“There has been an upsurge of interest in using film cameras, both amongst professionals and the general public. It is fun and fashionable, but it is not easy. We are very proud of our darkroom facilities at Long Road.  We teach all of our Year 1 students how to use take and produce traditional photographs in the first year. Four of our students talk about how they have been using the technique.”:

Julia Begum

“I’m working on the topic of Manufactured Structures and have been using Ilford black and white film to take photos of urban landscapes and buildings. I’ve spent hours in the college darkroom. It’s very different from digital photography – when you develop the film yourself, you can create your own effects. It’s challenging – using low light creates interesting contours but you have to be careful not to introduce graininess. I’m hoping to take an apprenticeship in a creative or media field – using traditional photography has given me additional skills.”

Charlotte Sleeman

“I’ve been using film for portrait photography – I prefer the end look over digital photography. I also spend hours in the darkroom working with the negatives. You can achieve different effects using a range of chemicals. You need to develop, fix and rinse your photographs. I’m going to study Photography at Nottingham Trent after a gap year. This is an excellent way of extending my skills.”

Faith Matthews

“I’ve been taking black and white portraits of people in the environment – often with their bicycles. Using film requires self-discipline – there are only 36 shots on a film whereas you could have several hundred attempts using a digital camera. This means you have to think very carefully about what you’re doing and compose photos with care. I’m going to take the Level 4 Art Foundation at Long Road, and my work with photography has given me extra insights.”

Sam Rooke
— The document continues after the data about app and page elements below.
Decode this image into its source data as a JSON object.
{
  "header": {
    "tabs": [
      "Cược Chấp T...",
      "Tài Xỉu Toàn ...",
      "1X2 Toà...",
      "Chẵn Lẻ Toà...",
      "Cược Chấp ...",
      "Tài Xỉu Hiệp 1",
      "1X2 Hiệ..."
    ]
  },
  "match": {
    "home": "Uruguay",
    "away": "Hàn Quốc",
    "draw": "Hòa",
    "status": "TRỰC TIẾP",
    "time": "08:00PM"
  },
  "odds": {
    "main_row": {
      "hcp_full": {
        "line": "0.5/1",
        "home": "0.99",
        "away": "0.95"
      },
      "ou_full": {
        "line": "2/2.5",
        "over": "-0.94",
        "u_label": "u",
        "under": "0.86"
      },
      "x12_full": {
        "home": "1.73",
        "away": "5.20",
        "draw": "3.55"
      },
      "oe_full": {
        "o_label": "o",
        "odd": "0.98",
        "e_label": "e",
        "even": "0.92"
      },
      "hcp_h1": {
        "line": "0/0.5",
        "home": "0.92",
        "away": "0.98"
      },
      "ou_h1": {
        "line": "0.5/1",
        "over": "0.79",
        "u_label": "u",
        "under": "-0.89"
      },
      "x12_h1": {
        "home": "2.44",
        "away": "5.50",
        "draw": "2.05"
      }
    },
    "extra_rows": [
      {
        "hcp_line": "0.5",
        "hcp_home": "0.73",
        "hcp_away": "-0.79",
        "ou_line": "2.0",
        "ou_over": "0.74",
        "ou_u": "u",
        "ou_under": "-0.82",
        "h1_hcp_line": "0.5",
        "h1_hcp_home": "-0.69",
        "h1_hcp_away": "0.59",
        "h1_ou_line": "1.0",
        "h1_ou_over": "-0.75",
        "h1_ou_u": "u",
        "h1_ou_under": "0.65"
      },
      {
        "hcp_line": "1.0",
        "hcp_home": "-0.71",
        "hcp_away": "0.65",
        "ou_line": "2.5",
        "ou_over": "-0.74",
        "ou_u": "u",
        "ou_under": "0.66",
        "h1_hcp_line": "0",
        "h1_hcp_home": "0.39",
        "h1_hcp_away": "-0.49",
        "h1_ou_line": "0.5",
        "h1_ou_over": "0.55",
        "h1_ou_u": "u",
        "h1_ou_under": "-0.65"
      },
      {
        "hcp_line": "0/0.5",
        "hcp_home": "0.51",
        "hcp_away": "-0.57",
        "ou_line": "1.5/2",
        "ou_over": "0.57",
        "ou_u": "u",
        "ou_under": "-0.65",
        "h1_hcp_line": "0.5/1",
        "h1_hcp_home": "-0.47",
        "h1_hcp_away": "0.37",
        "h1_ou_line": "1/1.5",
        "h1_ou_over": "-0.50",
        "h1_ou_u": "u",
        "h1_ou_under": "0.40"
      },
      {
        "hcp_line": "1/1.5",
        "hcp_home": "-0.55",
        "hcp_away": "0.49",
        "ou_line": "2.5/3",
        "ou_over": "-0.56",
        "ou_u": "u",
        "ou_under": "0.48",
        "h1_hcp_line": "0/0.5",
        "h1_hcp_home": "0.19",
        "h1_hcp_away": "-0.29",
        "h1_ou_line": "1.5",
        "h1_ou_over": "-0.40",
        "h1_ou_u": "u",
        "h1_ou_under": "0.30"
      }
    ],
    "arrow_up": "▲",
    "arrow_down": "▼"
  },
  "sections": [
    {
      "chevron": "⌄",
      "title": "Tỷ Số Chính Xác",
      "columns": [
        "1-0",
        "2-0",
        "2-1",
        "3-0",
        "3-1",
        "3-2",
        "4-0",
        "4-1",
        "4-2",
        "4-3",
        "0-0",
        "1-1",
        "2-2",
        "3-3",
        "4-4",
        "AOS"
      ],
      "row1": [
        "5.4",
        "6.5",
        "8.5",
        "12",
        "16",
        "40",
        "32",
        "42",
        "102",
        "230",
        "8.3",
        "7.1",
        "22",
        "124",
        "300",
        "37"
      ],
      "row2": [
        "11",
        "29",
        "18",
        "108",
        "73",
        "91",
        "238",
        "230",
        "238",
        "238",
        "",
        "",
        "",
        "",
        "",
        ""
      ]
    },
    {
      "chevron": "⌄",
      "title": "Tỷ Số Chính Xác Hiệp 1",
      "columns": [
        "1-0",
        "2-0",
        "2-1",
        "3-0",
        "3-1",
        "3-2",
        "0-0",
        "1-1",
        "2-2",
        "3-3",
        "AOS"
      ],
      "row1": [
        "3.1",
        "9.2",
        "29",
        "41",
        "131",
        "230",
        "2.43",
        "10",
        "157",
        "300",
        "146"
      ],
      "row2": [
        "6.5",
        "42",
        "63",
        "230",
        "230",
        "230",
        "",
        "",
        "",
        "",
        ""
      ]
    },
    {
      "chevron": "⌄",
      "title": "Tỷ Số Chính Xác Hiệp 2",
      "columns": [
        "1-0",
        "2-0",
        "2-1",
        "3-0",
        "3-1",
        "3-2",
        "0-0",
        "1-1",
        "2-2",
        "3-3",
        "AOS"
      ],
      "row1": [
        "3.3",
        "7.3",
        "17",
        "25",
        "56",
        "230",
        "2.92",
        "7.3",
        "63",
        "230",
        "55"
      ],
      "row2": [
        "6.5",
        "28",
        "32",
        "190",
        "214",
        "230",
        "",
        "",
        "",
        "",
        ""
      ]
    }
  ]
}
“I’ve been using film to create collages from photographs of landscapes and architecture, connecting these via similar tones and gradients. Using the darkroom to create these images has made the process more rewarding – though the chemicals don’t always smell that great! I’m going to study Civil Engineering at Nottingham Trent – photographic skills will be extremely useful for this.”
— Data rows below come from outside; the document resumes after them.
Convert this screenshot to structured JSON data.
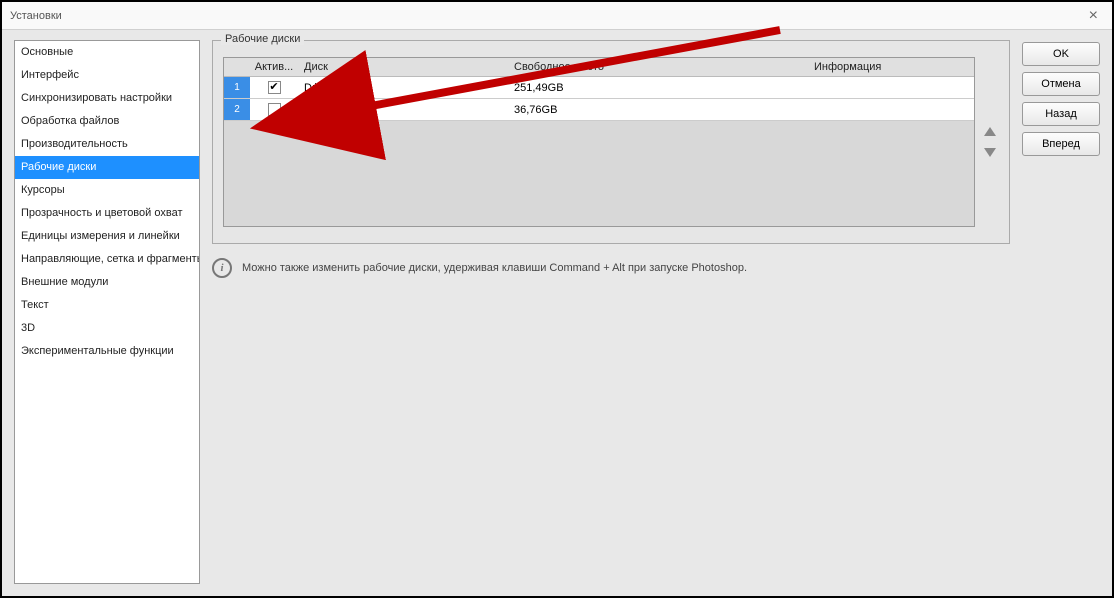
{
  "window": {
    "title": "Установки"
  },
  "sidebar": {
    "items": [
      "Основные",
      "Интерфейс",
      "Синхронизировать настройки",
      "Обработка файлов",
      "Производительность",
      "Рабочие диски",
      "Курсоры",
      "Прозрачность и цветовой охват",
      "Единицы измерения и линейки",
      "Направляющие, сетка и фрагменты",
      "Внешние модули",
      "Текст",
      "3D",
      "Экспериментальные функции"
    ],
    "selectedIndex": 5
  },
  "group": {
    "title": "Рабочие диски",
    "columns": {
      "active": "Актив...",
      "disk": "Диск",
      "free": "Свободное место",
      "info": "Информация"
    },
    "rows": [
      {
        "num": "1",
        "active": true,
        "disk": "D:\\",
        "free": "251,49GB",
        "info": ""
      },
      {
        "num": "2",
        "active": false,
        "disk": "C:\\",
        "free": "36,76GB",
        "info": ""
      }
    ]
  },
  "hint": "Можно также изменить рабочие диски, удерживая клавиши Command + Alt при запуске Photoshop.",
  "buttons": {
    "ok": "OK",
    "cancel": "Отмена",
    "back": "Назад",
    "forward": "Вперед"
  }
}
Mary continues:

“We are very pleased that students are going the extra mile in using traditional film, film cameras and the darkroom in producing their coursework in Year 2. Learning how to use a film camera and to process and produce photographs in the darkroom is a requirement of the exam board. However, there are additional benefits:
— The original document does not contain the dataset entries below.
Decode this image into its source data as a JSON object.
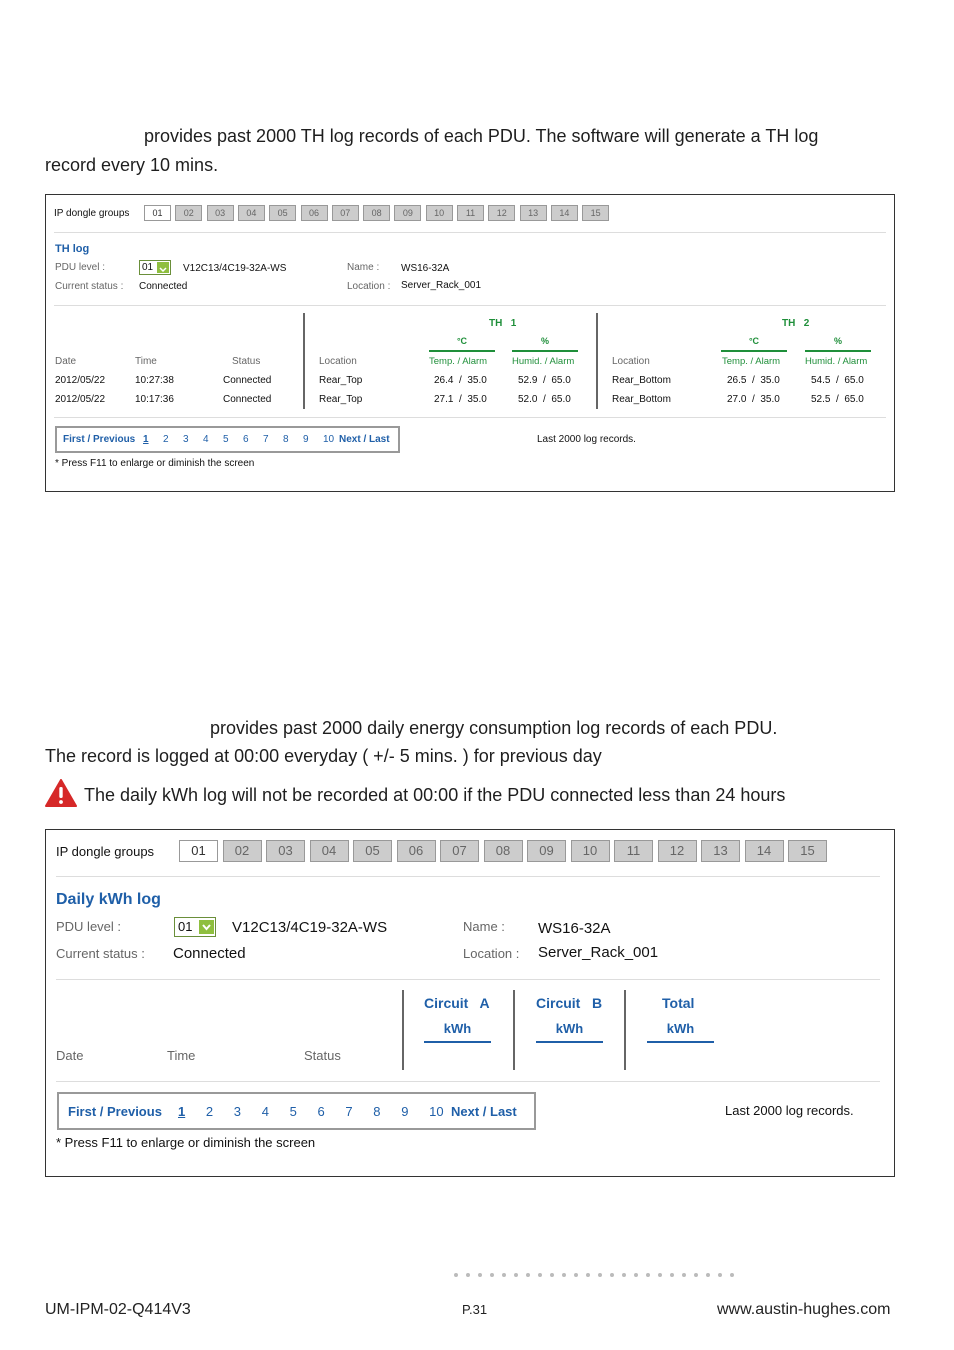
{
  "intro_th": {
    "line1": "provides past 2000 TH log records of each PDU.  The software will generate a TH log",
    "line2": "record every 10 mins."
  },
  "th_panel": {
    "group_label": "IP dongle groups",
    "groups": [
      "01",
      "02",
      "03",
      "04",
      "05",
      "06",
      "07",
      "08",
      "09",
      "10",
      "11",
      "12",
      "13",
      "14",
      "15"
    ],
    "title": "TH log",
    "pdu_level_label": "PDU level :",
    "pdu_level_value": "01",
    "pdu_model": "V12C13/4C19-32A-WS",
    "name_label": "Name :",
    "name_value": "WS16-32A",
    "status_label": "Current status :",
    "status_value": "Connected",
    "location_label": "Location :",
    "location_value": "Server_Rack_001",
    "th1_title": "TH",
    "th1_num": "1",
    "th2_title": "TH",
    "th2_num": "2",
    "unit_c": "°C",
    "unit_pct": "%",
    "col_date": "Date",
    "col_time": "Time",
    "col_status": "Status",
    "col_location": "Location",
    "col_temp": "Temp. / Alarm",
    "col_humid": "Humid. / Alarm",
    "rows": [
      {
        "date": "2012/05/22",
        "time": "10:27:38",
        "status": "Connected",
        "loc1": "Rear_Top",
        "t1": "26.4  /  35.0",
        "h1": "52.9  /  65.0",
        "loc2": "Rear_Bottom",
        "t2": "26.5  /  35.0",
        "h2": "54.5  /  65.0"
      },
      {
        "date": "2012/05/22",
        "time": "10:17:36",
        "status": "Connected",
        "loc1": "Rear_Top",
        "t1": "27.1  /  35.0",
        "h1": "52.0  /  65.0",
        "loc2": "Rear_Bottom",
        "t2": "27.0  /  35.0",
        "h2": "52.5  /  65.0"
      }
    ],
    "pager": {
      "first_prev": "First / Previous",
      "pages": [
        "1",
        "2",
        "3",
        "4",
        "5",
        "6",
        "7",
        "8",
        "9",
        "10"
      ],
      "next_last": "Next / Last"
    },
    "records_note": "Last 2000 log records.",
    "f11_note": "* Press F11 to enlarge or diminish the screen"
  },
  "intro_kwh": {
    "line1": "provides past 2000 daily energy consumption log records of each PDU.",
    "line2": "The record is logged at 00:00 everyday ( +/- 5 mins. ) for previous day",
    "warning": "The daily kWh log will not be recorded at 00:00 if the PDU connected less than 24 hours"
  },
  "kwh_panel": {
    "group_label": "IP dongle groups",
    "groups": [
      "01",
      "02",
      "03",
      "04",
      "05",
      "06",
      "07",
      "08",
      "09",
      "10",
      "11",
      "12",
      "13",
      "14",
      "15"
    ],
    "title": "Daily kWh log",
    "pdu_level_label": "PDU level :",
    "pdu_level_value": "01",
    "pdu_model": "V12C13/4C19-32A-WS",
    "name_label": "Name :",
    "name_value": "WS16-32A",
    "status_label": "Current status :",
    "status_value": "Connected",
    "location_label": "Location :",
    "location_value": "Server_Rack_001",
    "circuit_a": "Circuit   A",
    "circuit_b": "Circuit   B",
    "total": "Total",
    "unit": "kWh",
    "col_date": "Date",
    "col_time": "Time",
    "col_status": "Status",
    "pager": {
      "first_prev": "First / Previous",
      "pages": [
        "1",
        "2",
        "3",
        "4",
        "5",
        "6",
        "7",
        "8",
        "9",
        "10"
      ],
      "next_last": "Next / Last"
    },
    "records_note": "Last 2000 log records.",
    "f11_note": "* Press F11 to enlarge or diminish the screen"
  },
  "footer": {
    "doc_id": "UM-IPM-02-Q414V3",
    "page": "P.31",
    "website": "www.austin-hughes.com"
  },
  "colors": {
    "link_blue": "#1f5fa8",
    "underline_green": "#1f8f3a",
    "warning_red": "#d62828"
  }
}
1. Learning new and transferrable skills which are essential to producing outstanding photographs, such as using manual controls, lighting the photograph and obtaining the correct exposure;
2. Traditional processes encourage students to experiment with materials: this is a vital element for success on the course;
3. When applying to study photography at university, students with experience of traditional film and processes have an edge on students who have no training;
4. There are more creative possibilities when combining traditional photography with digital skills;
5. Students with expertise in film photography have an increased understanding of the practical techniques, processes and theory of the visual language of Photography.”

Photo: Sam, Charlotte, Julia and Faith